Ground-breaking Arctic mission

A year-round Arctic expedition ended on Monday when the German research vessel Polarstern returned to its home port in Bremerhaven.

Polarstern Arctic mission
dpa

Bremen, Germany (dpa) - A year-round Arctic expedition braving freezing cold temperatures and long periods of darkness at the northern end of the Earth ended on Monday when the German research vessel Polarstern returned to its home port in Bremerhaven.

The ship was home to the Multidisciplinary drifting Observatory for the Study of Arctic Climate, or MOSAiC, which was trapped in Arctic ice for a full year close to the North Pole, including for the first time during a polar winter.

Ships and sailing boats blasted their horns to welcome Polarstern as it made its approach along the Weser estuary in northern Germany.

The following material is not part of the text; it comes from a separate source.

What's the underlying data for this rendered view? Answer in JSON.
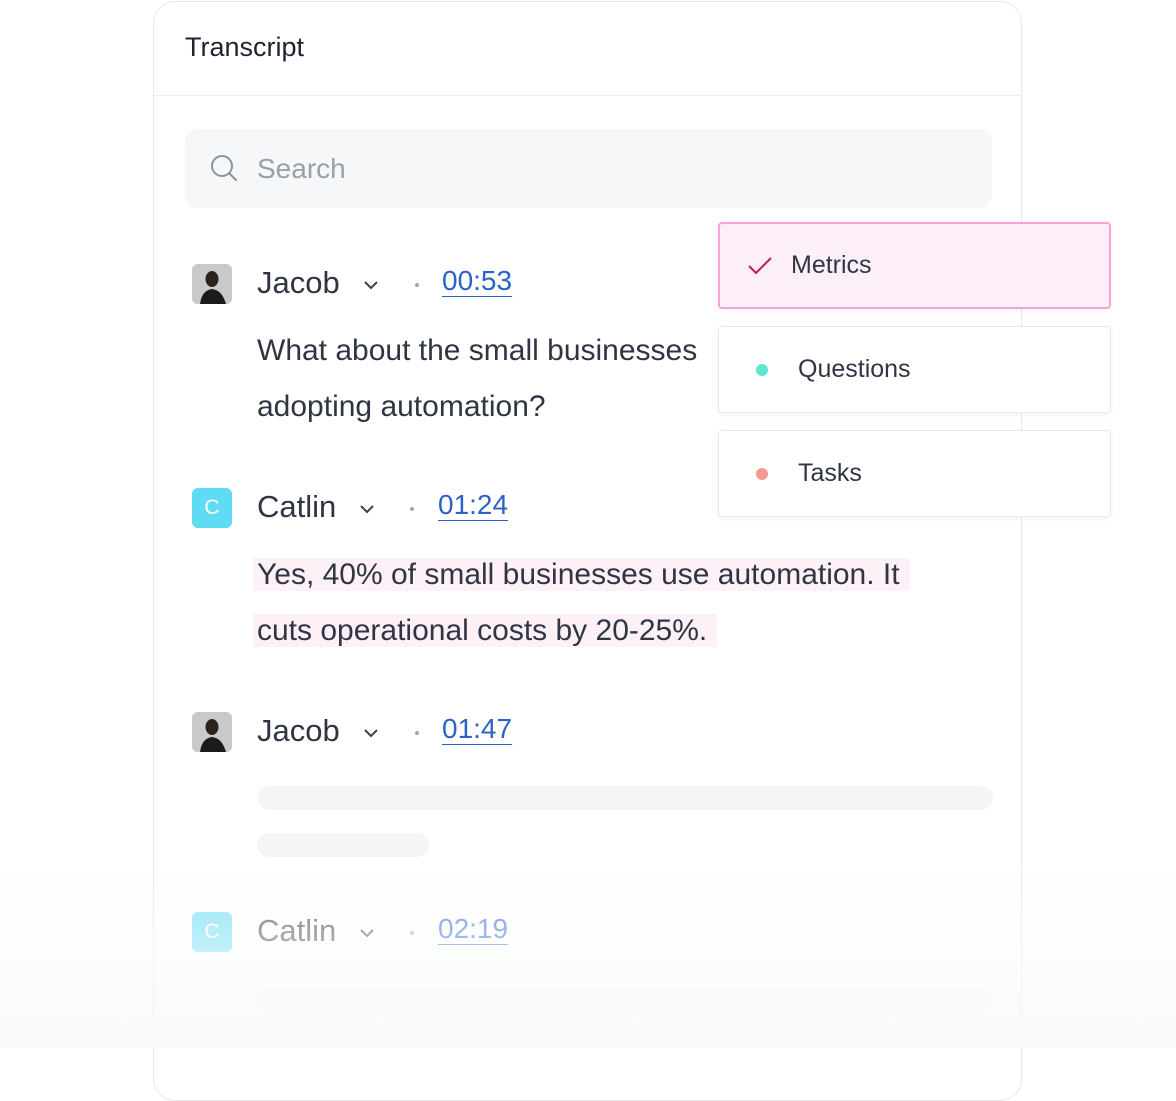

The icebreaker vessel docked at around 11 am and its captain was greeted on the gangway by German officials, including Research Minister Anja Karliczek.

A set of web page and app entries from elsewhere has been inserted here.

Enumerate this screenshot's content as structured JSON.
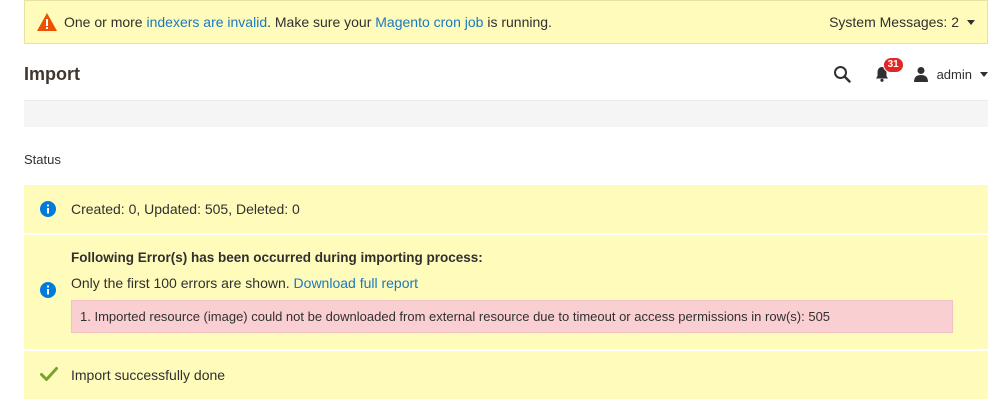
{
  "system_bar": {
    "text_before": "One or more ",
    "indexers_link": "indexers are invalid",
    "text_middle": ". Make sure your ",
    "cron_link": "Magento cron job",
    "text_after": " is running.",
    "messages_toggle": "System Messages: 2",
    "warning_color": "#eb5202"
  },
  "header": {
    "title": "Import",
    "notifications_count": "31",
    "user_name": "admin"
  },
  "status_label": "Status",
  "summary_message": "Created: 0, Updated: 505, Deleted: 0",
  "errors": {
    "title": "Following Error(s) has been occurred during importing process:",
    "note_text": "Only the first 100 errors are shown. ",
    "download_link": "Download full report",
    "items": [
      "1. Imported resource (image) could not be downloaded from external resource due to timeout or access permissions in row(s): 505"
    ]
  },
  "success_message": "Import successfully done",
  "colors": {
    "info_icon": "#007bdb",
    "success_icon": "#79a22e",
    "error_bg": "#f9cfd2",
    "notice_bg": "#fffbbb"
  }
}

The expedition said there were "mixed feelings" on board as the crew prepared to return to land.

"We are proud of having finished the field work after fantastic but also exhausting months and are looking forward to meet our families and friends," an Instagram post said.

"But leaving our small Polarstern cosmos also means to arrive back to 'real life' - a world dominated by the Corona[virus] pandemic and social distancing."

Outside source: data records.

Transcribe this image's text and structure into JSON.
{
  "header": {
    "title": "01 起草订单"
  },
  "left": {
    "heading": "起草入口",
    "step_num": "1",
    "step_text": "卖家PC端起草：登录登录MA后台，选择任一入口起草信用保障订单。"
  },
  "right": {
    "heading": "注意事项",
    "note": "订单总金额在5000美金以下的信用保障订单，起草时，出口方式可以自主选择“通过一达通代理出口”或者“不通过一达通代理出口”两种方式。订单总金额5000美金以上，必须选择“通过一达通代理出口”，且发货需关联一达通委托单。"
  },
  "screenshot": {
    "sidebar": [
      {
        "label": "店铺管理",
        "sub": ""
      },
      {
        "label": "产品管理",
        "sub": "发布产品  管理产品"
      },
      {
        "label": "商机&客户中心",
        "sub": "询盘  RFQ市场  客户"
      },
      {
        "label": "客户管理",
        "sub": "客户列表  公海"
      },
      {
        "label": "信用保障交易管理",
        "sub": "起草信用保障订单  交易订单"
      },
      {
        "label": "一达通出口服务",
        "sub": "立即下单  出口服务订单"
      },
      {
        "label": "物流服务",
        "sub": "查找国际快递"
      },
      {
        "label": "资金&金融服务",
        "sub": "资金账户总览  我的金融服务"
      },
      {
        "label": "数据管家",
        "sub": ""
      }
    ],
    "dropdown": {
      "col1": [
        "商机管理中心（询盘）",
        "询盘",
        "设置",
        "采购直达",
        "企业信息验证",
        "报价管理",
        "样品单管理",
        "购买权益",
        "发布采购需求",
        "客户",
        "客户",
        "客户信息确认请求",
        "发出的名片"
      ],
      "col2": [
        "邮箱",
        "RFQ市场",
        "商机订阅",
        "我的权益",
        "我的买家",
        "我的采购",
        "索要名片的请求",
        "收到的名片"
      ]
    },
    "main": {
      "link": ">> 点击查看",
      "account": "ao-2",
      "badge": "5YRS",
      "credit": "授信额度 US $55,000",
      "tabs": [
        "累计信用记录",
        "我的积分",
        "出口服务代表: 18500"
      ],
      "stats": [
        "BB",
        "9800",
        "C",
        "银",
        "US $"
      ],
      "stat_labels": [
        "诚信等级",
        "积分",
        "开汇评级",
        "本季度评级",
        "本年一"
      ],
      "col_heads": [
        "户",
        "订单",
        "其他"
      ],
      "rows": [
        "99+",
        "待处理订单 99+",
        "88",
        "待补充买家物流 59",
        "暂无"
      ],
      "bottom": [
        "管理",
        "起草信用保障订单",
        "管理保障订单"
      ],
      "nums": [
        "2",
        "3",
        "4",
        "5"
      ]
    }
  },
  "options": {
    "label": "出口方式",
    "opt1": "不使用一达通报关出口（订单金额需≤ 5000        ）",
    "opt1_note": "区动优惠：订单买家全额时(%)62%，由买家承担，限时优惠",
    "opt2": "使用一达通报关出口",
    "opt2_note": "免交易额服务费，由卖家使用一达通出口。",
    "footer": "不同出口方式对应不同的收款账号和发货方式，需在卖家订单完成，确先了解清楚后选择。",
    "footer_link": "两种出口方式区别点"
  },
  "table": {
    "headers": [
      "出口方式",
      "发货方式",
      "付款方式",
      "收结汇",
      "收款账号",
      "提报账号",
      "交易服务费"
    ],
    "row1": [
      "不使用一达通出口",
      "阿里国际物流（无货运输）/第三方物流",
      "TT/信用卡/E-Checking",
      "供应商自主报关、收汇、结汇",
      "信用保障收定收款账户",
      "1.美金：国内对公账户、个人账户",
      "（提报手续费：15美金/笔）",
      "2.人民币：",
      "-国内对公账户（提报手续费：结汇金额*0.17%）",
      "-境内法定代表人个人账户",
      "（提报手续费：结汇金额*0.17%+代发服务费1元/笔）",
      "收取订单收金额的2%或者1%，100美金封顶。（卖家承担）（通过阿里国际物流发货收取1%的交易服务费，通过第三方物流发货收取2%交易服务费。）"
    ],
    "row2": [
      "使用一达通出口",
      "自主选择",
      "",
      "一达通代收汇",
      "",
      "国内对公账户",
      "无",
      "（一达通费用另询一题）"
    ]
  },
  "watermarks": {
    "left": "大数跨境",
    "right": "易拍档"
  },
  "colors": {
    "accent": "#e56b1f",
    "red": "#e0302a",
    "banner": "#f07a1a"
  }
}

The icebreaker left the ice floe on Sunday, according to a spokeswoman for Germany's Alfred Wegener Institute, which led the international study.

The vessel set off on September 20, 2019, from Norway's Arctic Circle city of Tromso.

Over the course of the expedition, hundreds of scientists collected data in the ocean, ice and atmosphere of one of the world's most hostile regions. The Arctic also plays a key role in the global ecosystem and experts hope that the research will shine a light on climate change.

Over 70 research institutes from almost 20 different countries took part in the project.